increase orthopedic deformity. The therapeutic benefits of swimming and horseback riding for children with motor disabilities have been established. While sports programs can improve endurance and strength, they also can promote interpersonal growth and improve self-esteem—something that all children experience when appropriately supervised in a team sport with peers. The established organizations for athletes with CP are the United States Cerebral Palsy Athletic Association and the Cerebral Palsy International Sports and Recreation Association. Fitness programs that emphasize flexibility and endurance have been developed for both recreational and therapeutic use. The child with CP ages with a chronic but not unchanging neuromuscular condition.
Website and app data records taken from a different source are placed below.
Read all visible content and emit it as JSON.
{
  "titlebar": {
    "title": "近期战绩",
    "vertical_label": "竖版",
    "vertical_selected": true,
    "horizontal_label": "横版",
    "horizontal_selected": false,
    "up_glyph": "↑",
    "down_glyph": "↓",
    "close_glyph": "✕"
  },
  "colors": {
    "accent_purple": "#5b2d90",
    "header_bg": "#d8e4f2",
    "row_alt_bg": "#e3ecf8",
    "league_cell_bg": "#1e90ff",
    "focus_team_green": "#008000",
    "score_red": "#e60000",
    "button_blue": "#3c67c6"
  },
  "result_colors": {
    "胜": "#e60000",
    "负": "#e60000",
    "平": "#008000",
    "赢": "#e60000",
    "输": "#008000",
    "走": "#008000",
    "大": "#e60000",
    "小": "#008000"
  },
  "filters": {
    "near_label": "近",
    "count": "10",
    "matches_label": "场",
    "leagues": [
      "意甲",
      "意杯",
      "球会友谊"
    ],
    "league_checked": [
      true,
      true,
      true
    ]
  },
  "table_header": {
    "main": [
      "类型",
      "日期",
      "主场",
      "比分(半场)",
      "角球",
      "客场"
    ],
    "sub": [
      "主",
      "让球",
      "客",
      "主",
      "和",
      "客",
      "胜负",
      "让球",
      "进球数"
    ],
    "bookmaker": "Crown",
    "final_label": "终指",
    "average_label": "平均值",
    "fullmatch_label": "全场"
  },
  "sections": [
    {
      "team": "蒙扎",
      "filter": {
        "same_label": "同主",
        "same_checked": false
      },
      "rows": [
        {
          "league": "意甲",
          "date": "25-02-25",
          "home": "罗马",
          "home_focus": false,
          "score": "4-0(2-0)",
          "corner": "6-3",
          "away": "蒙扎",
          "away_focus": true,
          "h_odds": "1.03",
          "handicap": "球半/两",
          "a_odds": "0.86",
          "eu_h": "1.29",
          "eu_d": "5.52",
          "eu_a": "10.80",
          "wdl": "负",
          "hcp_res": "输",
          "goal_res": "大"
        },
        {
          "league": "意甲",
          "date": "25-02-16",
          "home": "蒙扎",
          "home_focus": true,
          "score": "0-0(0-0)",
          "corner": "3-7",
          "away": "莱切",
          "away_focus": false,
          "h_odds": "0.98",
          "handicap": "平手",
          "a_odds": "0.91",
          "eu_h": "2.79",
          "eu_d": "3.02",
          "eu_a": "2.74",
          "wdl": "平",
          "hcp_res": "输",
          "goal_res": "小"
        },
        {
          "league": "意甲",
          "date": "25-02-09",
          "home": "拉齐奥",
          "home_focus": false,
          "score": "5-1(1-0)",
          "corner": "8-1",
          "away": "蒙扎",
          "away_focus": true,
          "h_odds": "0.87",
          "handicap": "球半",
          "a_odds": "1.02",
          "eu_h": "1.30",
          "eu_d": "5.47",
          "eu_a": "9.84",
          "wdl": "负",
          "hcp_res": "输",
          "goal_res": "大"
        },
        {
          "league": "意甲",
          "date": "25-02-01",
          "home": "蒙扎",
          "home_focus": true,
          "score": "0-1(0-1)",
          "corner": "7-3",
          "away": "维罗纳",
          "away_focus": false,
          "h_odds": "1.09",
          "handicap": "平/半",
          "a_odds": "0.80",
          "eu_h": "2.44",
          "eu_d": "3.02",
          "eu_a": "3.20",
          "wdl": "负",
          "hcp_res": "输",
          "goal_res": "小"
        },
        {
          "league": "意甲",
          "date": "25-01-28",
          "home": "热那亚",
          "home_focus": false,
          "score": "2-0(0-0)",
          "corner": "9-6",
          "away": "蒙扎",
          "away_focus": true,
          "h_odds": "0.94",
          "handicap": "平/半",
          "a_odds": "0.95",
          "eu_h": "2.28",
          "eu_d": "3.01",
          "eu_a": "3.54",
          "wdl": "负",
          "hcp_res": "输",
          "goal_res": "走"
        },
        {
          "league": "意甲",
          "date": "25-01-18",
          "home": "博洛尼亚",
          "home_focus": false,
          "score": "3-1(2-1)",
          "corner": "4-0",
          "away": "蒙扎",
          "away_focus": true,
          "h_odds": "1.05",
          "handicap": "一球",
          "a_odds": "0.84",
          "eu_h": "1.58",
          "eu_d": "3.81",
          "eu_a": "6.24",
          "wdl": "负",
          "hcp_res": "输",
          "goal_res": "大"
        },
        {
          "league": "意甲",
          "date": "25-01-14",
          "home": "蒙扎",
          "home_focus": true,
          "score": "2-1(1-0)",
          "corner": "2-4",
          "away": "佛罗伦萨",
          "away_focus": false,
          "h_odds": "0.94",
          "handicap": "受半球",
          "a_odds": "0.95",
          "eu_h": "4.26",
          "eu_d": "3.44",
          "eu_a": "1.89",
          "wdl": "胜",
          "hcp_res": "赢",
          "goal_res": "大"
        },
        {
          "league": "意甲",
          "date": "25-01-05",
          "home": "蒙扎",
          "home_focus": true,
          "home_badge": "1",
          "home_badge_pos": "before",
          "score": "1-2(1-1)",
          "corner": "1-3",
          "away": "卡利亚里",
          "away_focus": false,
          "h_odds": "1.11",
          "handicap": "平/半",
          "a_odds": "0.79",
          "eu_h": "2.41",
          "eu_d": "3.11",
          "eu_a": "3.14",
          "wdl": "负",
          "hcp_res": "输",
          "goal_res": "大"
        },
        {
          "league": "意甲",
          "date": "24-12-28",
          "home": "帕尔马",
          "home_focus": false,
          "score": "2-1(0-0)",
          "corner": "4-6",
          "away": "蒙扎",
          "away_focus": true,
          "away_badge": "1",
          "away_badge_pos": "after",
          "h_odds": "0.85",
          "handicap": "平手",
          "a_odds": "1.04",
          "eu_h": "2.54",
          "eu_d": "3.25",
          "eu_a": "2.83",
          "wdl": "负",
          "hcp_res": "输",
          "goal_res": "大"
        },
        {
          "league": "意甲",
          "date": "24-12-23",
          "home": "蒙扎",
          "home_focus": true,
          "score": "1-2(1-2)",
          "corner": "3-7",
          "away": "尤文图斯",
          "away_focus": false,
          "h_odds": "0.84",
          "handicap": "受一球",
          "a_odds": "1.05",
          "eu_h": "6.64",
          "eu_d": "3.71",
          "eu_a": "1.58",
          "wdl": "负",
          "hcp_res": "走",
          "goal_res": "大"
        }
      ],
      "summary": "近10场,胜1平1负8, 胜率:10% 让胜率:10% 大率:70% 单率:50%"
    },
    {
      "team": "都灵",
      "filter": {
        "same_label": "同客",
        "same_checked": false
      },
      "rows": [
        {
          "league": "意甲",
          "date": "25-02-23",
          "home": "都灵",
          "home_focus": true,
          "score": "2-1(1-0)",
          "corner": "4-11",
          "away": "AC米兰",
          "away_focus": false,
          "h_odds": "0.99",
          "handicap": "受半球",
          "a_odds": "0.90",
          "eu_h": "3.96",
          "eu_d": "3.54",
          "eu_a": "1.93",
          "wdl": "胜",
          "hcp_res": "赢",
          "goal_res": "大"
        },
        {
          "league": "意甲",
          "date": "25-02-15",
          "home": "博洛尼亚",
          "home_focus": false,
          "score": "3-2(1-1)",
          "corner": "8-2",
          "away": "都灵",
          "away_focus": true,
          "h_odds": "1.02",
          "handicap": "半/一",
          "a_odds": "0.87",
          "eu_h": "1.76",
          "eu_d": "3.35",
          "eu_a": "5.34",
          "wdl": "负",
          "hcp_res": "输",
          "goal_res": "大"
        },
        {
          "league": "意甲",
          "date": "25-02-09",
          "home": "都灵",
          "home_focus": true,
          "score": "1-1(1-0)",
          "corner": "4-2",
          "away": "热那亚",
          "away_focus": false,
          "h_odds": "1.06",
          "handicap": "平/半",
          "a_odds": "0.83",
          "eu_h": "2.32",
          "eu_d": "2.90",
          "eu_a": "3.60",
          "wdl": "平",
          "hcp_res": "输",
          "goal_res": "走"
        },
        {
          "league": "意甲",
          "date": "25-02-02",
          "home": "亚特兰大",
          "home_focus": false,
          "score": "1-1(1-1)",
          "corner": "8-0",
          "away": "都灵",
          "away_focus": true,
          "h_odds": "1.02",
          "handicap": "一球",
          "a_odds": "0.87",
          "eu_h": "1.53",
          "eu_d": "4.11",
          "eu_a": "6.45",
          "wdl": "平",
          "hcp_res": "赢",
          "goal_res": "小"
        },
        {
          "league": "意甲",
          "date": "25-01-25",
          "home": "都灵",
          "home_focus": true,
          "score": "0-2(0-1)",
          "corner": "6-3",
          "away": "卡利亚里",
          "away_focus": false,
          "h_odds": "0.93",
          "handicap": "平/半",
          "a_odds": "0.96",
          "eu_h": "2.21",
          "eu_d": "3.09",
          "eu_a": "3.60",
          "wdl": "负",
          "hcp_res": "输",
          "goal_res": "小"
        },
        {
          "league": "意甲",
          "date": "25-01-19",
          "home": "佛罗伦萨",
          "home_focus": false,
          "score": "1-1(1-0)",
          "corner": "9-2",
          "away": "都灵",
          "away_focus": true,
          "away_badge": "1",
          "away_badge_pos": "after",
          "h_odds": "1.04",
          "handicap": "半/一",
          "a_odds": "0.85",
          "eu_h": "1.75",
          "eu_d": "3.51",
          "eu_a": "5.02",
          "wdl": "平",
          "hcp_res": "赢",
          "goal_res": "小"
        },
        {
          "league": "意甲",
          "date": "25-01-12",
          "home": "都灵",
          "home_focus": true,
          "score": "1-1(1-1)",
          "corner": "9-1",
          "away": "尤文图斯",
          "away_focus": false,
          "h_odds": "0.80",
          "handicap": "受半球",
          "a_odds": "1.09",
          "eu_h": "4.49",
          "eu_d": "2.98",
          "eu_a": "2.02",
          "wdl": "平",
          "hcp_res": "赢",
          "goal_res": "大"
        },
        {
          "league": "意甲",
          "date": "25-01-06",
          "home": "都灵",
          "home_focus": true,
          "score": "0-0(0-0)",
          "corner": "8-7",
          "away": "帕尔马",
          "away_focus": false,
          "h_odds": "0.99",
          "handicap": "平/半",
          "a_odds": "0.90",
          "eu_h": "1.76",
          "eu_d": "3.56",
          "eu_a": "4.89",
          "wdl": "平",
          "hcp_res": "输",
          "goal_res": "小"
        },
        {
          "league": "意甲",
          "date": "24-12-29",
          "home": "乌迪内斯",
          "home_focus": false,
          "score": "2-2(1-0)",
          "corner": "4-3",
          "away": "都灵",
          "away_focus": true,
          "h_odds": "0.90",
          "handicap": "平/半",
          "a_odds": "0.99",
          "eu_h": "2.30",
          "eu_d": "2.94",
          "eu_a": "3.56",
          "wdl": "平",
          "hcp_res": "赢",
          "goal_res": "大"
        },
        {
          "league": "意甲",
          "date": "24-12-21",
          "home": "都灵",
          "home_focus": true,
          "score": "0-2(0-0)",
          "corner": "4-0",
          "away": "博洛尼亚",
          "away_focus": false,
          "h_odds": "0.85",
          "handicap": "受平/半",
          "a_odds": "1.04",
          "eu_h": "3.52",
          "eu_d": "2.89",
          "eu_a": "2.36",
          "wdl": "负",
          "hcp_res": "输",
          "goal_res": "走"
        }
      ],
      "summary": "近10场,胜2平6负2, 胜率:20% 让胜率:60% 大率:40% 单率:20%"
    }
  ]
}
Adults with CP have similar life expectancy to that.-of normal peers, although it becomes poorer in those who lose the ability to ambulate. Ongoing medical issues are exacerbated by aging, such as dysphagia, gastroesophageal reflux, urinary incontinence, constipation, and musculoskeletal pain, which progress and cause a decline in function. Problems of osteoporosis, fractures due to falls, worsening balance, loss of strength and flexibility, and pressure sores are frequently seen. Physical fatigue is increased versus in the normal population. Independence with ADL also typically decreases with age. Spasticity can change as the skeletal system matures. Contractures, scoliosis, and windswept hip deformity can make seating and positioning difficult. The neck, particularly for the adult with athetoid CP, is vulnerable to excessive forces that can narrow the disk spaces or compress the spinal cord. Osteoarthritic changes occur earlier in joints having ongoing abnormal joint mechanics and stresses from spastic or dyskinetic muscle forces. The prevalence of musculoskeletal pain in adults with CP is high, over 80% in some studies. Loss of mobility with aging in those who walk with equipment occurs commonly, but it can be ameliorated or delayed using general strengthening and fitness techniques. Lower extremity strength and endurance training programs have been shown to improve gait parameters in periods as short as 6 weeks. Pain problems can be sorted through and often successfully treated. Positioning equipment, antiinflammatory medication, bursal injections, mobilization and modalities by PT, and spasticity treatment can improve activity tolerance and decrease pain. Hip replacement is now being favored over resection procedures for severe hip dysfunction. Adults with CP rank communication, ADL, and mobility as higher priority goals than ambulation. Vocational rates among adults with CP in the past were only 30-50% but could be increased. The Americans with Disabilities Act requires reasonable access to employment, housing, and

accessibility to the community. Quality of life research demonstrates that participation in community activities of all kinds contributes to improved satisfaction with life. Prognosis